They are the ultimate 21st-century solution to problems that have plagued the building industry, and they take the concept of sustainable living far beyond any other form of “green” construction.
But do you really want to live in a home made of recycled materials?
While it may seem a bit weird at first, the fact is, these homes are not much different than regular suburban homes. You’re still able to have all the modern amenities and luxuries that you would have in a traditional home, but you get the added benefit of being able to sustain yourself without having to depend on the grid or outside services.
Earthships are fully self-sustaining homes that provide you with food, water, heat and when connected to solar panels all the electricity you need to power your electronics.
Examples of Earthships from around the world
To get a feel for what these homes are all about, check out some of these stunning examples from around the world.
Earthship Construction: Sustainable Homes Built with Recycled Materials.
The most important concept in the building process, is using materials that heat and cool the home without electricity, fossil fuels, or wood. The structural walls of the building are most commonly built with earth-rammed tires, but any dense material that can store heat will work. The walls are then strengthened with concrete.
Because the earth can be shaped into any form you like, the homes often have a unique look that further separates them from traditional homes.
The best thing about these homes is the way they are constructed. The thick, dense walls provide thermal mass, which naturally regulates the interior temperature of the home. Even in extreme environments, the homes are built to maintain constant temperatures of about 70 degrees throughout the year.

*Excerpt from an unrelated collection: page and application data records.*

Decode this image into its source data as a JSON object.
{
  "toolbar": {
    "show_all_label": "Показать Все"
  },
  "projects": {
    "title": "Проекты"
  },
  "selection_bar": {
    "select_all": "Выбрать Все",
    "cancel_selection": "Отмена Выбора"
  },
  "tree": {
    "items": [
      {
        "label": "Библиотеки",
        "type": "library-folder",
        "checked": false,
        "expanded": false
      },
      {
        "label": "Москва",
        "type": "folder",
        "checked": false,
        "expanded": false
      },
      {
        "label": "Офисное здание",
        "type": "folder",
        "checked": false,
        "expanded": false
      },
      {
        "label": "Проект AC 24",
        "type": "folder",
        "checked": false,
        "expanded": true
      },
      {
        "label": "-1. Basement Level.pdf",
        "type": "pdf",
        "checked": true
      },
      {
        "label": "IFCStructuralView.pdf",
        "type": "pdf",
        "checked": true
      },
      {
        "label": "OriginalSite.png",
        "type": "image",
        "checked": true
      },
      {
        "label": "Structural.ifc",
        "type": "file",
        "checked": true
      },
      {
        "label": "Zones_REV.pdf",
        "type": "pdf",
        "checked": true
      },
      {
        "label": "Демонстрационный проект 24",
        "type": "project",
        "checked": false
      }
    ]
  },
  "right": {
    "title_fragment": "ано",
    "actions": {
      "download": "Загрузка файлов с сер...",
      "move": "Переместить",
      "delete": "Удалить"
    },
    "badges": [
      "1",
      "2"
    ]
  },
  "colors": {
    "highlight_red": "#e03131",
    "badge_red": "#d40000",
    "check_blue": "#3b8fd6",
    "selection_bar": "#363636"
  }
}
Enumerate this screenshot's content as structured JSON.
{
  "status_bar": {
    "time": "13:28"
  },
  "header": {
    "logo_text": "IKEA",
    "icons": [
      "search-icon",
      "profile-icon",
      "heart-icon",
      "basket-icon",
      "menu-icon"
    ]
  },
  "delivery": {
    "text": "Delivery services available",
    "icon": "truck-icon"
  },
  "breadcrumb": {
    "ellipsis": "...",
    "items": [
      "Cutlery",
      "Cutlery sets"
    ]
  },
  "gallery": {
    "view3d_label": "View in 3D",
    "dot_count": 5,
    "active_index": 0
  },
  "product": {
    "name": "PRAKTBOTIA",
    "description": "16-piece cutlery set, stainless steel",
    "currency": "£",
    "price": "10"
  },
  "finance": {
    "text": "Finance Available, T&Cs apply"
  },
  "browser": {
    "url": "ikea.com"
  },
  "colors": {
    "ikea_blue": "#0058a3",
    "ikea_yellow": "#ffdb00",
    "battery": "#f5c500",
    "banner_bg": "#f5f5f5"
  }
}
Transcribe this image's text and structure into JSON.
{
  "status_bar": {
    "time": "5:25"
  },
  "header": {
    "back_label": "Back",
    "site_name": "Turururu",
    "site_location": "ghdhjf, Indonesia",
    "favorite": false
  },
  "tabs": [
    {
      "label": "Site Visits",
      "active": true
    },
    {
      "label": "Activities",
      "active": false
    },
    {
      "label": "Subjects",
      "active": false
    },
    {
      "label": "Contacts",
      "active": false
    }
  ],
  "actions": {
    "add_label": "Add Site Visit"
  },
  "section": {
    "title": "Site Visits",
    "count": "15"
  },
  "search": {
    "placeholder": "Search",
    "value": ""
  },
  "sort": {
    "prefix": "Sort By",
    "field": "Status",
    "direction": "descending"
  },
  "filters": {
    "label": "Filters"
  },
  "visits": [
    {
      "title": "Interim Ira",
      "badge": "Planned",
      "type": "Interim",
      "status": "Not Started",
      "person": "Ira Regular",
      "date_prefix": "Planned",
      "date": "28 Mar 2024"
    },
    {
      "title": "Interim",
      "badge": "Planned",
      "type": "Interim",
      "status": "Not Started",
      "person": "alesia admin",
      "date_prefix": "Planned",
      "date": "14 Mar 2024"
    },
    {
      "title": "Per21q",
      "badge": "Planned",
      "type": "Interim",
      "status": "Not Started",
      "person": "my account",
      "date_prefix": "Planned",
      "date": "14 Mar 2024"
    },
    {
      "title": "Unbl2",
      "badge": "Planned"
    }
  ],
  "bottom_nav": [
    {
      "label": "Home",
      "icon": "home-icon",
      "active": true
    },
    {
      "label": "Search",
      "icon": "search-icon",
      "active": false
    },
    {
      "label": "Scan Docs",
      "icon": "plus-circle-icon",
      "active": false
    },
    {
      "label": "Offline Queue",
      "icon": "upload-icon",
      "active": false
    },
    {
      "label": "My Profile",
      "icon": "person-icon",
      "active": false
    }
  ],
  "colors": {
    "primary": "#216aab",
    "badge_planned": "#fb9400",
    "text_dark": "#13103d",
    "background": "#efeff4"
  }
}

They are cheap, environmentally friendly, and completely sustainable.
Sustainable Living: How Earthship homes provide everything you need to live off the grid.
Earthships can be completely self-sustaining; giving you the ability to grow food throughout the year, both inside and outside your home. Even in the harsh desert southwest, Earthships can be built to provide you with all the water, food and electricity you need to live off the grid.
Earthships are built to collect and store water from the local environment. The water is captured from rain, snow and condensation and is stored in large cisterns. To further help with the sustainability of the home, all waste-water is collected, treated and used again in some fashion.
Greywater, water that is not suitable for drinking, is recycled and held in storage tanks and then used for things like flushing toilets.
Powering the Home
Earthships are built to limit power consumption and to collect and store energy from the environment. The way they are constructed requires very little power to heat or cool the home. They are designed to use the properties of thermal mass to keep a constant year-round temperature that is usually somewhere around 70 degrees.
Solar panels on the roof, combined with wind turbines on the property, give Earthships all the power they need to create a fully self-sustaining system.
Additional Information & Resources:
If you think that sounds like a good way to live, and want further information on these sustainable home, the following resources are a great way to start.